## EXTRACTED RECORDS
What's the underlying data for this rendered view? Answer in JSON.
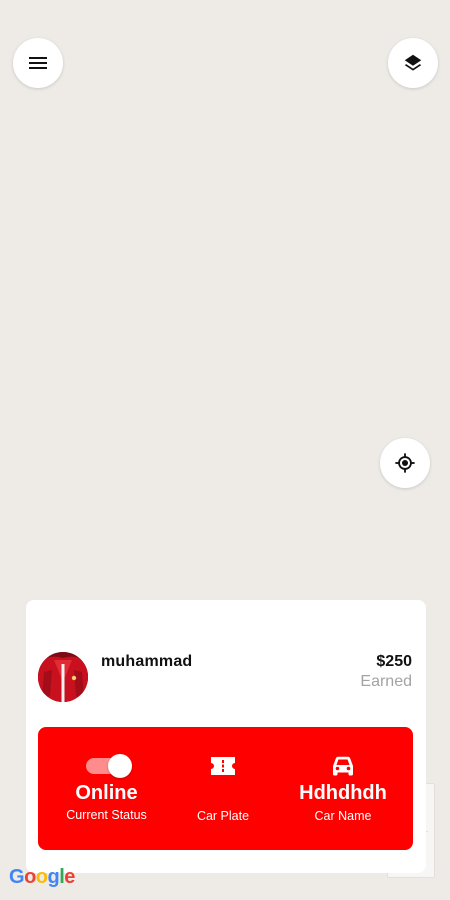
{
  "map": {
    "menu_icon": "hamburger-menu-icon",
    "layers_icon": "layers-icon",
    "locate_icon": "my-location-icon",
    "attribution": "Google"
  },
  "driver": {
    "name": "muhammad",
    "earned_amount": "$250",
    "earned_label": "Earned"
  },
  "stats": {
    "status_value": "Online",
    "status_label": "Current Status",
    "status_on": true,
    "plate_label": "Car Plate",
    "plate_icon": "ticket-icon",
    "car_value": "Hdhdhdh",
    "car_label": "Car Name",
    "car_icon": "car-icon"
  },
  "colors": {
    "accent": "#ff0000",
    "map_background": "#eeebe7",
    "toggle_track": "#ff8c8c"
  }
}
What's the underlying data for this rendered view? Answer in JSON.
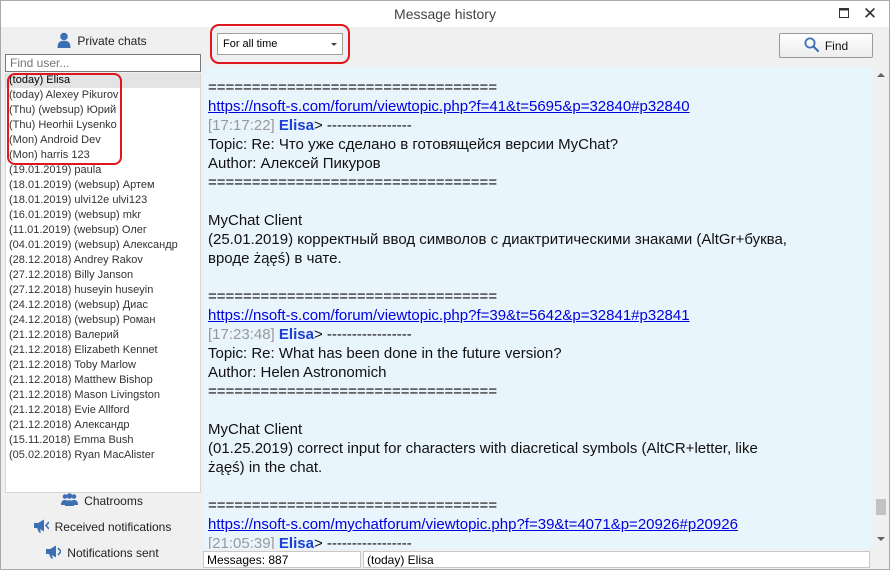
{
  "window": {
    "title": "Message history"
  },
  "left_panel": {
    "private_chats_label": "Private chats",
    "find_user_placeholder": "Find user...",
    "users": [
      "(today) Elisa",
      "(today) Alexey Pikurov",
      "(Thu) (websup) Юрий",
      "(Thu) Heorhii Lysenko",
      "(Mon) Android Dev",
      "(Mon) harris 123",
      "(19.01.2019) paula",
      "(18.01.2019) (websup) Артем",
      "(18.01.2019) ulvi12e ulvi123",
      "(16.01.2019) (websup) mkr",
      "(11.01.2019) (websup) Олег",
      "(04.01.2019) (websup) Александр",
      "(28.12.2018) Andrey Rakov",
      "(27.12.2018) Billy Janson",
      "(27.12.2018) huseyin huseyin",
      "(24.12.2018) (websup) Диас",
      "(24.12.2018) (websup) Роман",
      "(21.12.2018) Валерий",
      "(21.12.2018) Elizabeth Kennet",
      "(21.12.2018) Toby Marlow",
      "(21.12.2018) Matthew Bishop",
      "(21.12.2018) Mason Livingston",
      "(21.12.2018) Evie Allford",
      "(21.12.2018) Александр",
      "(15.11.2018) Emma Bush",
      "(05.02.2018) Ryan MacAlister"
    ],
    "selected_index": 0,
    "chatrooms_label": "Chatrooms",
    "received_notifications_label": "Received notifications",
    "notifications_sent_label": "Notifications sent"
  },
  "toolbar": {
    "period_value": "For all time",
    "find_label": "Find"
  },
  "messages": {
    "separator": "=================================",
    "short_separator": "=================================",
    "m1": {
      "link": "https://nsoft-s.com/forum/viewtopic.php?f=41&t=5695&p=32840#p32840",
      "time": "[17:17:22]",
      "author": "Elisa",
      "after_author": "> -----------------",
      "topic": "Topic:  Re: Что уже сделано в готовящейся версии MyChat?",
      "post_author": "Author: Алексей Пикуров",
      "client": "MyChat Client",
      "body1": " (25.01.2019) корректный ввод символов с диактритическими знаками (AltGr+буква,",
      "body2": "вроде żąęś) в чате."
    },
    "m2": {
      "link": "https://nsoft-s.com/forum/viewtopic.php?f=39&t=5642&p=32841#p32841",
      "time": "[17:23:48]",
      "author": "Elisa",
      "after_author": "> -----------------",
      "topic": "Topic:  Re: What has been done in the future version?",
      "post_author": "Author: Helen Astronomich",
      "client": "MyChat Client",
      "body1": " (01.25.2019) correct  input for characters with diacretical symbols (AltCR+letter, like",
      "body2": "żąęś) in the chat."
    },
    "m3": {
      "link": "https://nsoft-s.com/mychatforum/viewtopic.php?f=39&t=4071&p=20926#p20926",
      "time": "[21:05:39]",
      "author": "Elisa",
      "after_author": "> -----------------"
    }
  },
  "status": {
    "messages_count": "Messages: 887",
    "current_user": "(today) Elisa"
  },
  "colors": {
    "highlight_red": "#e0161c",
    "message_bg": "#e9f5fc",
    "link_blue": "#0000dd",
    "author_blue": "#1a3fd6"
  }
}
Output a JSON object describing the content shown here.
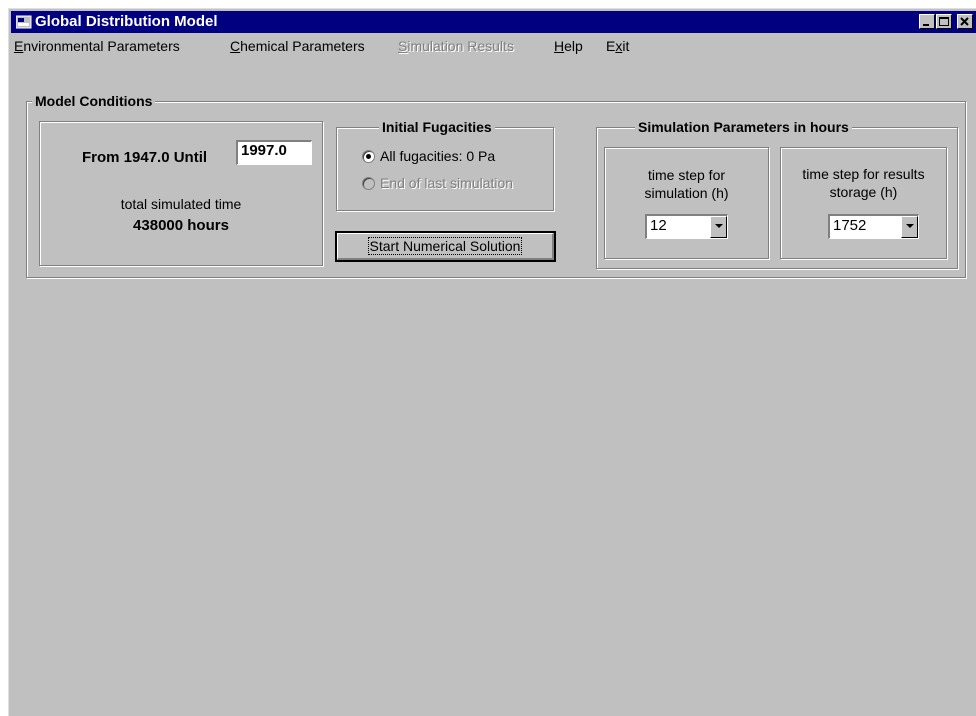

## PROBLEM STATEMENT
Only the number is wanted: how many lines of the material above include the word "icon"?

## RESPONSE BOX
5